Iran is loaded with potential. Jim O'Neill, the creator of the BRIC acronym and author of "The Growth Map" said in his book that Iran deserved to be in his group of the Next 11 fast growing economies and that "the prospect of membership could also serve to motivate countries" such as Iran, Pakistan and Nigeria.

The country is a big market, with 78 million highly educated people. It has the world's second largest gas reserves and is in the top five of proven oil reserves. Iran's geographical position at the heart of the Middle East provides excellent distribution potential to the fast growing and energy-hungry markets of China, India and Africa.

But the building blocks to construct a solid, export driven economy, along the lines of the German industrial model, cannot be put in place under the current strategy according to Afshin Molavi of Oxford Analytica.

"Absent the removal of sanctions, Iran's economy will never achieve the potential that it is capable of achieving.

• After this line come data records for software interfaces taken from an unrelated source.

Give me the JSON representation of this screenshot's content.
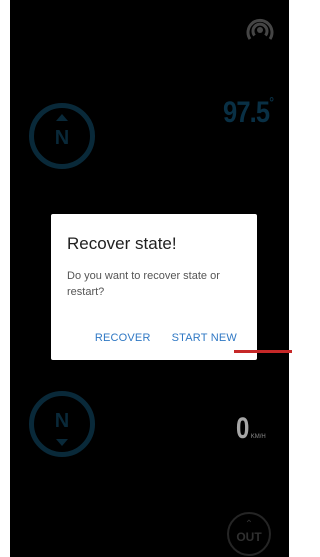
{
  "signal": {
    "icon": "radio-signal-icon"
  },
  "compass_top": {
    "label": "N",
    "icon": "compass-north-up-icon"
  },
  "compass_bottom": {
    "label": "N",
    "icon": "compass-north-down-icon"
  },
  "frequency": {
    "value": "97.5",
    "unit": "°"
  },
  "speed": {
    "value": "0",
    "unit": "KM/H"
  },
  "out_button": {
    "label": "OUT",
    "icon": "chevron-up-icon"
  },
  "dialog": {
    "title": "Recover state!",
    "message": "Do you want to recover state or restart?",
    "recover_label": "RECOVER",
    "start_new_label": "START NEW"
  },
  "colors": {
    "accent_dark": "#0f3f58",
    "dialog_button": "#2f78c4",
    "marker": "#c62828"
  }
}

Iran could be the Germany of the Middle East."

It could be an economic power, but much depends on whether this presidential election reaffirms Iran's appetite to defy the West and pursue its nuclear ambitions.